• [To do]: Locate the string "title" in the records below. Copy every line where it occurs.

Supplied records START

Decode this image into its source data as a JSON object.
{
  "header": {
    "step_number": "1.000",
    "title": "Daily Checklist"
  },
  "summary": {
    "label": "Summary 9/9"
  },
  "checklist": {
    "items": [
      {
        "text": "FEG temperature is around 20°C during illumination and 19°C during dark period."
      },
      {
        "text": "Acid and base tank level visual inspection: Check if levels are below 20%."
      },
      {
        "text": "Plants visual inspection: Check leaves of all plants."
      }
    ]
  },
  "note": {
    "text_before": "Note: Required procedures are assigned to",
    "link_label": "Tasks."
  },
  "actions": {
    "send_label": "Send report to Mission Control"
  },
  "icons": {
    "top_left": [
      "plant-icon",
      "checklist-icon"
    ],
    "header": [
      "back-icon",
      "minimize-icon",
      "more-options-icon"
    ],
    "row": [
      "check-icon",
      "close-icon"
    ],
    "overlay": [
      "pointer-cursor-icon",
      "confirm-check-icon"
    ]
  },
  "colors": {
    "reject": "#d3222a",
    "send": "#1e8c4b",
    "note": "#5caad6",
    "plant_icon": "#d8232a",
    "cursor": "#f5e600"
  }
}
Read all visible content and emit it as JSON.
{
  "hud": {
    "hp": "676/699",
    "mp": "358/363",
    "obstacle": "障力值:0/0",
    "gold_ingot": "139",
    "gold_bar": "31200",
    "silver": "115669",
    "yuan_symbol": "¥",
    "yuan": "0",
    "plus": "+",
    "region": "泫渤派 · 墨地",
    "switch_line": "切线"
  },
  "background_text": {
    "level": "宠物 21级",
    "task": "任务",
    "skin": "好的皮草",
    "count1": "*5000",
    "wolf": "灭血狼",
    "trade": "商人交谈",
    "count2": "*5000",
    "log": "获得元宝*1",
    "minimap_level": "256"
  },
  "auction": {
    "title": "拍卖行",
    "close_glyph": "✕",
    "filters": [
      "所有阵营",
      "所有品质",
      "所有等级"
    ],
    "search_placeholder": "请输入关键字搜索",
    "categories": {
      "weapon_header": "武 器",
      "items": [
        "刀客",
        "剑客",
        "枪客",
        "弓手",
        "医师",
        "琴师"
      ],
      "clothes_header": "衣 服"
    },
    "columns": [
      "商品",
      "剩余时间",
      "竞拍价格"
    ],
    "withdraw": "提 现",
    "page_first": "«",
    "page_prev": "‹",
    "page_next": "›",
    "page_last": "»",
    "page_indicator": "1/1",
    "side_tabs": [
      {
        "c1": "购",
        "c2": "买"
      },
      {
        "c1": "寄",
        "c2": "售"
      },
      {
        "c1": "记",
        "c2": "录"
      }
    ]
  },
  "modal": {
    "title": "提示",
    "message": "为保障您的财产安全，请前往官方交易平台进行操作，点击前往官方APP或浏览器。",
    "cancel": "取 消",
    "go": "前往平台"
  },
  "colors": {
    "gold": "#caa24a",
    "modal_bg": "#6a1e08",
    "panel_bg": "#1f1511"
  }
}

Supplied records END

• [Solved problem]:
    "title": "Daily Checklist"
    "title": "拍卖行",
    "title": "提示",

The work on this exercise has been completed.